And so now mom is leaving.  She’s going to Belgium for her dad’s funeral.  It’s gonna be strange and lonely here without her. 

Friday, August 5, 2011

Brutus the Rat Catcher

Today's guest blog post comes from Amanda Dcosta.  Amanda writes informative articles for and from time to time dabbles in creative writing.  The following is a poem inspired by lazy kittycat who turned out to be quite useful.  To see more of Amanda's work, please visit

Brutus / Uterus: Make Up Your Mind!

Here is a tale of a cat from home
Who never bothered when any one called
The name that he was given.
Or was it he tried to tell us his preference?

His name was Uterus. No, Brutus, in fact.
The house maid could never pronounce it right
We never corrected nor told her his name
After we heard her again and again.

Poor Brutus, or Uterus, I wonder if he knew 
that his name was a tongue twister, for she
Spoke a different tongue, and it 'mused us so
We'd laugh and laugh our guts right out.

Brutus was a lazy cat
Who'd sit around doing nothing but
Eat and sleep and sleep and eat
The dogs eyed him as real treat.

Every dog has its day, it's said
But what if it's Brutus, then what of that?
He got his chance to clear his name
Would he jump to it or consider it insane?

The cabinet shut, was all a mess
The food inside was contaminated
A rat had made its way inside
And found a lovely place to hide.

The plastic jars were chewed into
The biscuit packs were eaten through
The baby food was a disaster to see
The shelf was just so darn oily.

We didn't know how to deal with that
Did we need a rat trap or a glue pad?
To have Brutus catch it, was never thought of
Coz he just never moved whenever we'd want.
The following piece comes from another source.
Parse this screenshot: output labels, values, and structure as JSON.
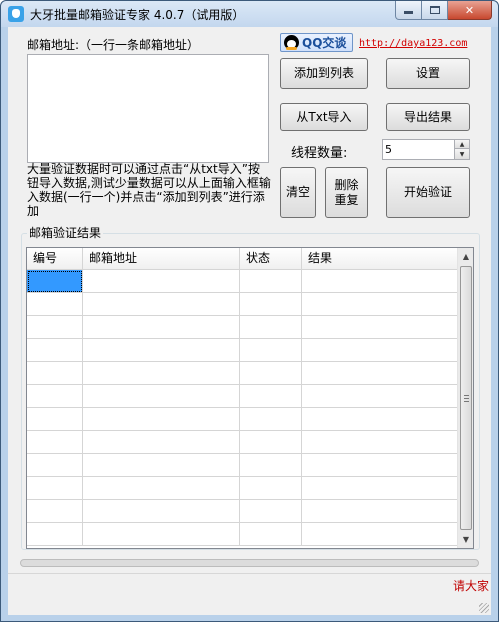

Brutus sat as if he was deaf
We called out Brutus! , but he paid no heed
Then to the rescue she came and said
Oh Uterus, Uterus, and he lifted his head.

With one swift move he jumped into
The cabinet we opened for him
Just wide enough to let him through
And before we knew it, he was out again.

We jumped around, to view him better
Brutus was finally a rat catcher.
He won his game, between his teeth
Our Uterus, that day, achieved his feat.

And then it struck me plain and clear
Of Brutus he was never sure,
But Uterus he loved to be
And that's what his name would finally be.